It's great to use IT to cut costs, but people expect that. How can IT be used to increase your company's revenue? How can IT be used to differentiate your company from similar ones? How can IT be used to better please the people your organization serves?
Think about this: how can you employ IT to enhance the value of your company's products or services by adding additional features that your customers will value? Let me illustrate the idea. I work for a company that sells basic commodity products: food service disposables such as paper cups, napkins and plastic spoons, and cleaning supplies such as mops, floor wax and paper towels. Our customers can buy these things from many suppliers. One of the main reasons they buy from us is that we use IT to significantly increase the value of the products we sell.
When customers buy from us, they get a customized package of value-added services that fit their specific operating needs. They can order using our Web-based order entry system or their EDI systems. They can use XML or FTP. Or they can phone or fax us. They get daily updated sales history reports through our Web site that show their usage of our products at each of their locations, by supplier, product and volume over any time period, from one day to three years. To invoice customers, we can send them electronic invoices or statements in any format they need in order to automatically import them into their accounts payable systems. We format and preprocess the invoices or statements to insert whatever special general ledger codes or other data their accounting systems may require.

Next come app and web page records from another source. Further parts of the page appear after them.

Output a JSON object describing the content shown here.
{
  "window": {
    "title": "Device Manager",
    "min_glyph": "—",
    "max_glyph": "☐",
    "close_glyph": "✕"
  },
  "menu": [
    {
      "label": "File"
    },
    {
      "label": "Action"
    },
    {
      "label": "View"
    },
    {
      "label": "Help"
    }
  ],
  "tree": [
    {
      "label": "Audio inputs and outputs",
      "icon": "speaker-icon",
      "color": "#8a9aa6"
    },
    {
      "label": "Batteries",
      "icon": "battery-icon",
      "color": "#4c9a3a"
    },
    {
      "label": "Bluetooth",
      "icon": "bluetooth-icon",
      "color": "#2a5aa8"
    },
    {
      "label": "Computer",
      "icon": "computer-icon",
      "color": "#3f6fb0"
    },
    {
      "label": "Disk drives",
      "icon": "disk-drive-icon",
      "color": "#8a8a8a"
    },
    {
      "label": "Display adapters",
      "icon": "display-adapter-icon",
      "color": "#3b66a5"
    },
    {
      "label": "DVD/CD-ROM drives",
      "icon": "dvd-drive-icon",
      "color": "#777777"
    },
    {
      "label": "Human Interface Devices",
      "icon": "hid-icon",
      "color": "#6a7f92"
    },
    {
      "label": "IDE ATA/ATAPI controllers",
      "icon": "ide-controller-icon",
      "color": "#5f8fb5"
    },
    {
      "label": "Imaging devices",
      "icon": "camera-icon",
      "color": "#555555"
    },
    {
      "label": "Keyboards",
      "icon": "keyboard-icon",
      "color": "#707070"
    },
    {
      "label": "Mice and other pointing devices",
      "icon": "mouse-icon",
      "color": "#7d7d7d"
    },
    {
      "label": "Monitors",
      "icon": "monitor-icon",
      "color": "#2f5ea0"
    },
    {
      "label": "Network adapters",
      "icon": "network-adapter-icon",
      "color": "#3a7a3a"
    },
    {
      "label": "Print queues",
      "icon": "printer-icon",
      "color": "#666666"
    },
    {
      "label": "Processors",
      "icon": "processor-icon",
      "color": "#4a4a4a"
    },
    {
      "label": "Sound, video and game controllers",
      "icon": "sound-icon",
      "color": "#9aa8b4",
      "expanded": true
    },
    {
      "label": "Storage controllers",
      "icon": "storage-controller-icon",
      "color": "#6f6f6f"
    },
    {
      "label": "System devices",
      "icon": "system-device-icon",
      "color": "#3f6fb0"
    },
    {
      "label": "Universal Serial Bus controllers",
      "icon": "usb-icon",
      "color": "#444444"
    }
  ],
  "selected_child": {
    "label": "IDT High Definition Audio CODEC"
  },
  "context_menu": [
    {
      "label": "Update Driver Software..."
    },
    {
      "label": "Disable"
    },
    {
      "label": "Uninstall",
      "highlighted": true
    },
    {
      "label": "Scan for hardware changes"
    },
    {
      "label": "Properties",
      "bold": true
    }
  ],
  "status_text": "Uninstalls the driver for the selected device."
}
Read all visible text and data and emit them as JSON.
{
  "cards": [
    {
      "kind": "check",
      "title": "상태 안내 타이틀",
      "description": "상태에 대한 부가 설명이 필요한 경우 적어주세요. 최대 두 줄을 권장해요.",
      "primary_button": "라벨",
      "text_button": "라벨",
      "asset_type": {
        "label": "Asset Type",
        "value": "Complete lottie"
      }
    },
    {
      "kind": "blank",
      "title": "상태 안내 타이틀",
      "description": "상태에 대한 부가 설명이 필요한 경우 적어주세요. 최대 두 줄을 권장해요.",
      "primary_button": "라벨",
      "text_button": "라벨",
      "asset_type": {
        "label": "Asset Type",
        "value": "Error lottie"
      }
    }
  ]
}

All of these services enhance the value of our products. We work with customers to enable them to control who in their company orders our products and which products they can order. We then provide them with sales information that lets them do a much better job of planning and budgeting their purchases and monitoring daily usage of our products. We help them streamline their back-office accounting procedures. We even provide customers with weekly or monthly report cards that track our performance against certain agreed-upon key performance indicators.
These services enable us to provide tangible proof that we do indeed lower customers' overall costs. And all of these services required IT in order to become a reality.
Because of these services, we don't have to compete on price alone. Our prices need to be close to those of our competitors, but we don't need the lowest prices to win new business. In this way, IT delivers part of all the products we sell. IT helps my company actively manage its profit margins.
Try this: write up a description of the value-added services your existing IT infrastructure can add to the products or services your organization provides to its customers. Work with managers in your sales department to educate salespeople about these value-added services and train them in how to spot opportunities to sell these services to customers. When salespeople ask you to come out and meet customers and help them win new business, you will know that you have succeeded in jump-starting your career. Through helping your company add new value to its products, you have added new value to yourself. And, unlike my company's paper cups, you're no longer a commodity.
Michael Hugos is CIO at Network Services Co, and author of Essentials of Supply Chain Management (John Wiley & Sons, 2003)